Electronic Privacy Laws: Center Stage in the 114th Congress

The Email Privacy Act and its Senate Counterpart, the ECPA Amendments Act, which regulate government access to private communications, are set to play an important role early in the 114th Congress.

On Thursday January 22, proponents of this bill, including several large tech companies, sent a letter to both the House and Senate Judiciary Committees expressing their support for passing this legislation in its original form:

“The ECPA Amendments Act would update ECPA is one key respect, making it clear that, except in emergencies or under other existing exceptions, the government must obtain a warrant in order to compel a service provider to disclose the content of emails, texts, or other private material stored by the service provider on behalf of its users.”

The ECPA Amendments Act and its House counterpart, the Email Privacy Act, would work to ensure the protection of the Fourth Amendment, as it applies to digital data. These bills clarify the need for a warrant for content as it applies to electronic information stored by a service provider.

In the 113th Congress, the bill was voted out of the Senate Judiciary by a voice vote. As reported by Morning Tech, Senate Judiciary Chairman Grassley is ready to get down to business.  While he may have had a few qualms with the bill last Congress, he said “It’s going to be a good thing to spend some time on things that are bipartisan. That makes a difference, and it sets a tone for getting more controversial things done later on.”

Even with over 200 co-sponsors on the Email Privacy Act, the House Judiciary committee declined to consider the bill.

Last week, Digital Liberty and Americans for Tax Reform, sent a letter, urging Congressmen to join as Original Co-Sponsors on the 114th’s Email Privacy Act, spearheaded by Congressmen Kevin Yoder and Jared Polis .
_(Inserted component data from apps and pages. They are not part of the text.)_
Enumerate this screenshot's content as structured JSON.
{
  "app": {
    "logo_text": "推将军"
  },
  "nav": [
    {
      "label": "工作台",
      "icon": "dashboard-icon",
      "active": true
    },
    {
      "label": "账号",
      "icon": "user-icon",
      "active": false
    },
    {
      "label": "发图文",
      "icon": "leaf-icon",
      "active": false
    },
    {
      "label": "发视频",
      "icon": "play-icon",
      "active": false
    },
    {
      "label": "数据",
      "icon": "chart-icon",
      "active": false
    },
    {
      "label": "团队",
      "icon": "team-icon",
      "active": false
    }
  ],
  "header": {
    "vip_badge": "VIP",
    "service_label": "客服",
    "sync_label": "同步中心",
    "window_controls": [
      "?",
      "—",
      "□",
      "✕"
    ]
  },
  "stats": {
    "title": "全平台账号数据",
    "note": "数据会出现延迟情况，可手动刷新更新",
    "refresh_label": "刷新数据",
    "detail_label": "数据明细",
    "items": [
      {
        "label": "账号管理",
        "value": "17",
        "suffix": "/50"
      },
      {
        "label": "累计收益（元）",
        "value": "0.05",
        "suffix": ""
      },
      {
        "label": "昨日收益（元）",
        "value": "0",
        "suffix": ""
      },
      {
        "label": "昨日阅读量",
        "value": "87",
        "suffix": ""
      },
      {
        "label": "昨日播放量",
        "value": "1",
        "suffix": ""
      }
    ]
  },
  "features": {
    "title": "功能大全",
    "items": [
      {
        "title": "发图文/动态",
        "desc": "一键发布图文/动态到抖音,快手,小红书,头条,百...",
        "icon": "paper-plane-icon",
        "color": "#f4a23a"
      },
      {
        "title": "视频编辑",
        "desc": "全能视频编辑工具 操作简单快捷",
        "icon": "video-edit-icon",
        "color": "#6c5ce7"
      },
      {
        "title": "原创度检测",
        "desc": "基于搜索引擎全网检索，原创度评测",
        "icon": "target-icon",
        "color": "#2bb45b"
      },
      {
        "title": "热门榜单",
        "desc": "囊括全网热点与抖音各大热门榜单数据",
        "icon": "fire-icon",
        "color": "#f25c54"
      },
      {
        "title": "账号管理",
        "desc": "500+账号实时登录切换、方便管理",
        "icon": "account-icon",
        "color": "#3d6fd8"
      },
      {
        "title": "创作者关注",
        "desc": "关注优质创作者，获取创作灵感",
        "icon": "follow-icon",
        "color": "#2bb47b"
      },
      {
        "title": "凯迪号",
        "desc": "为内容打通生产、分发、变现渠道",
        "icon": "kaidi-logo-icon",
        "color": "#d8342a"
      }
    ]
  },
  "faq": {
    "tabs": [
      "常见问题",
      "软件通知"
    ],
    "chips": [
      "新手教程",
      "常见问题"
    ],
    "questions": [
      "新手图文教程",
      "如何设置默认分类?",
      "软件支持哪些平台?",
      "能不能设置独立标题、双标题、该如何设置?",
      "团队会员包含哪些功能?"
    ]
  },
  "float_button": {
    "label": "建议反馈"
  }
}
Read Coalition letter to the Senate

Read Coalition Letter to the House

Read the ATR DigLib letter here